That is what we learn from the story: that our ancestors saw the world both potentially as an Eden, full of verdancy and fertility and goodness. And that they saw it as a place of danger and challenge that needed taming for us to survive.
Today, we rarely if ever feel the raw, engulfing, overwhelming power of nature. We rarely are in a place so lost, so helpless, that there is no hope that others will find us. Rarely do we feel the terror of aloneness, just us, our wits and the physical world all around.
Hurricanes, earthquakes, nor’easters, tzunamis are all awesome and devastating episodes of nature. But they are just that: episodes. At most, thank goodness, they happen only now and then (though the “then” seems to be increasing in frequency and vigor given the climate change we are experiencing and creating).

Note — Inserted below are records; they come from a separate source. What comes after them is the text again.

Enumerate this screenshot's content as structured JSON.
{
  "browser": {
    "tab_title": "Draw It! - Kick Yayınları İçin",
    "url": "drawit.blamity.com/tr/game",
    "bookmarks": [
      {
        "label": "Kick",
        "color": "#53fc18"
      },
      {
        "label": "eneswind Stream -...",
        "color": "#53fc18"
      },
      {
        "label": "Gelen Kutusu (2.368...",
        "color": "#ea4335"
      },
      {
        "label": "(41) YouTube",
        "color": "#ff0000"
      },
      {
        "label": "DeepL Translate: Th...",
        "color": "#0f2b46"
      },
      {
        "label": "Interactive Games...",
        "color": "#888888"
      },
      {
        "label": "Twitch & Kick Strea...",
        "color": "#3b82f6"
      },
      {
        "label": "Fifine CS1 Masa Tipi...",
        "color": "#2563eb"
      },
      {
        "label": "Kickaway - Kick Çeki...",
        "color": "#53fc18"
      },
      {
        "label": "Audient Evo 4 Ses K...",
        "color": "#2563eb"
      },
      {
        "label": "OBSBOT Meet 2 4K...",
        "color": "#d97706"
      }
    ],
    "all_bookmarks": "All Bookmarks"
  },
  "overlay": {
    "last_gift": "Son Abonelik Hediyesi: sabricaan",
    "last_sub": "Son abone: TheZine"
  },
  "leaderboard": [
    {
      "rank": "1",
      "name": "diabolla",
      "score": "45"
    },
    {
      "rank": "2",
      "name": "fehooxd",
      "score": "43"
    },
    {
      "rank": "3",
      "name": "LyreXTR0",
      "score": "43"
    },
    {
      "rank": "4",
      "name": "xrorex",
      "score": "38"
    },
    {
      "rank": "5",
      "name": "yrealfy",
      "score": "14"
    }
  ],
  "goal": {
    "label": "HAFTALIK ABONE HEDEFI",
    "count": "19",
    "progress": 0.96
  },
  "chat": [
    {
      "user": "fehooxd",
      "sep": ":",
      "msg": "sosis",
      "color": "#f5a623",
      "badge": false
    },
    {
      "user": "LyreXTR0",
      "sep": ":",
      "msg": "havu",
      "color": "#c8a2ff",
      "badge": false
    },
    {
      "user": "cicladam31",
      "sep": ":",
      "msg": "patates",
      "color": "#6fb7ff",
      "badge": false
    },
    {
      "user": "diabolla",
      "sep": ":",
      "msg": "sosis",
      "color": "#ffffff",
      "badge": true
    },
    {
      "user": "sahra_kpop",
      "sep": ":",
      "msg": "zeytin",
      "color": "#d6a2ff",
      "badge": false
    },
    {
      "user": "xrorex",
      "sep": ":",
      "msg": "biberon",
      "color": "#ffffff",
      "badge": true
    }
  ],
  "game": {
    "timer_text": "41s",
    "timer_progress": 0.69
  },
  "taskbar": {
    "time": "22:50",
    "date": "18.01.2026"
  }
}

Imagine, though, living in a world where it is all wilderness, all strange, all raw, all engulfing. That is the world that the first humans found themselves in. Even more, that it is the world that the tellers of this tale felt they lived in. To be vulnerable to attack by predatory animals, criminals, illness, infection, a pregnancy gone wrong, mental illness, accidents, drought, floods, fire, heat, cold were everyday fears that defined their lives.
How comforting it must have been to know that from the moment of creation, we have been given the right, the mandate, to control and manage our environment so that we can hedge against being constantly threatened by the whim of nature’s harsh indifference.

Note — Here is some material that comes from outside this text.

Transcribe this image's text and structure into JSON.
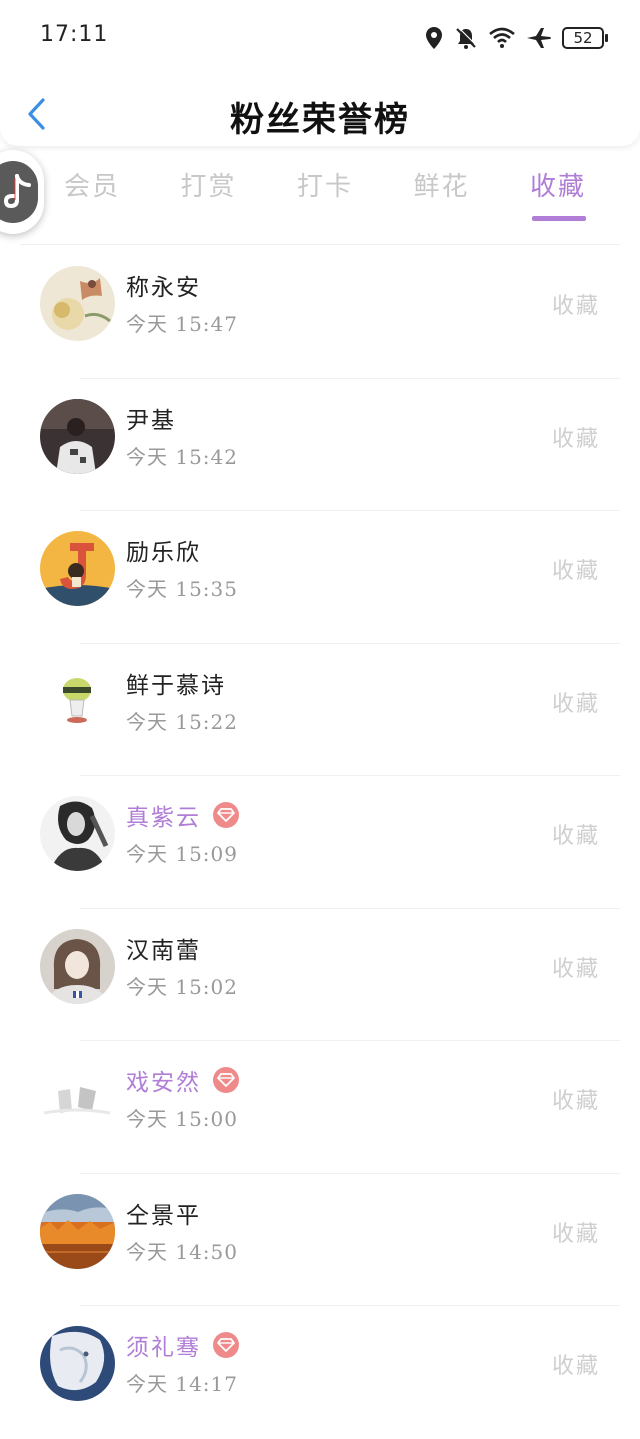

Genesis 1:28 was not license to ravage the world, but a mandate to understand and manage it well.
Samson Raphael Hirsh, a 19th century rabbinic scholar and populist, reminds us to look at what comes immediately after this command in this chapter of Genesis. Remember that the first man and woman were created on the afternoon of the sixth day of the week of creation. Immediately after creating humanity and charging them with knowing, exploring and managing themselves in this world, God rests. For the man and woman, then, their first day, their first experience of the world was, Shabbat.
What does this teach us? That humanity’s first act, first experience, was not to do but to look and see and be with the earth. Before they undertook any act of managing and controlling, they had to experience, and feel a part of, the cycles and rhythms and pulse of the earth.
That is a lesson we need to learn even today.